Sexual assault and harassment, high employee turnover, and issues surrounding morale in the charitable sector are just a few factors driving an increasingly critical topic in fundraising: mental wellness. Overcoming stigma is a big part of helping create better workplaces for all of us.
"One day you will tell your story of how you've overcome what you are going through
and it will become someone else's survival guide."
Interestingly people are living with mental illness but we are not creating the space for this in our workplaces. Because of the myths surrounding mental health, people are reluctant to disclose their mental health diagnosis.
It is important to note that mental health is not a sign of weakness. Furthermore, mental health is an invisible disability and is a covered by all relevant human rights and workplace legislation.
Mental illness impacts people of all ages, all races, all religions, all backgrounds, all incomes. About 20% of adults in the US and Canada experience mental illness. These statistics show the prevalence of what is out there. In fact, over 500,000 Canadians are unable to go to work in a given week due to mental health. Sadly, suicide is a major cause of death for people aged 10-34. Each person who dies leaves behind 6 people who are directly impacted by that death.
Ignoring mental health has major consequences in the workplace. More than 80% of fundraisers are satisfied with their benefits and job but half are likely to leave their position by 2021. In the profession, 84% of fundraisers feel that they're under tremendous pressure to succeed. Thirty percent report planning to leave the profession within the next two years. All the major reasons why fundraisers leave their work - management, salary, toxic work culture, unreasonable goals, lack of respect for fundraising - impact mental health.
Mental health impacts retention, organizational culture, staff engagement and morale, and a charity's bottom line. Importantly, as the workplace changes, it is striking that 50% of Millennials and 75% of Gen Z have left their jobs for mental health reasons compared to 20% of the population overall.
Mental health is not just a reason people leave their jobs. Mental health is also the single more common reason for missed work. Mental health is the single most expensive category of health costs for many employers across all industries and size organizations. It costs 8x more to not treat mental illness than to treat it. Conversely, employees who can be open at work tend to have better performance, stronger engagement, and report better overall well-being. Psychological safety is an important part of this area.
People are suffering unnecessarily. Ironically, by not getting the help each person needs, it impacts them and their employers. The average person waits 8 to 10 years before they seek help for mental illness. Why do people wait?
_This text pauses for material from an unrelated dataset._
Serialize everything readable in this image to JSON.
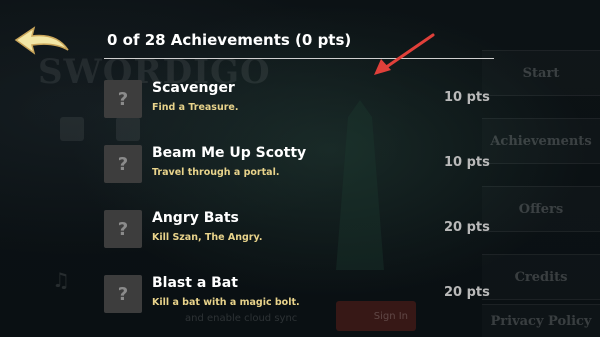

Over 50% of people report that disclosing a mental illness results in an unfavorable response.
Leadership today is messy. Part of our obligation as leaders is to use language that is current and respectful. You can take mental health first aid to train yourself to be more aware. We need to make sure we each play a role in building cultures that are psychologically safe at work and in our community.
To sign up for Mental Health First Aid, click here.
Ian Adair is a CEO, Trainer, and Keynote Speaker. Ian Adair has more than 20 years of fundraising, program management, and communications experience in the nonprofit, education, and corporate sector. Ian holds a Bachelor of Arts in Psychology from Westminster College and a Master of Science in Family and Child Development from the University of Central Oklahoma, and a graduate certificate in Advanced Leadership Studies.
Leah Eustace, M.Phil, MInstF, CFRE, ACFRE is the President, Blue Canoe Philanthropy. Leah is also a Board Member of the Association of Fundraising Professionals, (AFP), the AFP Foundation for Philanthropy Canada, the Canadian Association of Gift Planners, AFP Canada and the ACFRE Credentialing Board. She speaks internationally in the areas of legacy giving, donor psychology, leadership, and philanthropic trends. As well, she’s a regular contributor to Advancing Philanthropy, Hilborn Charity eNews, and many other publications.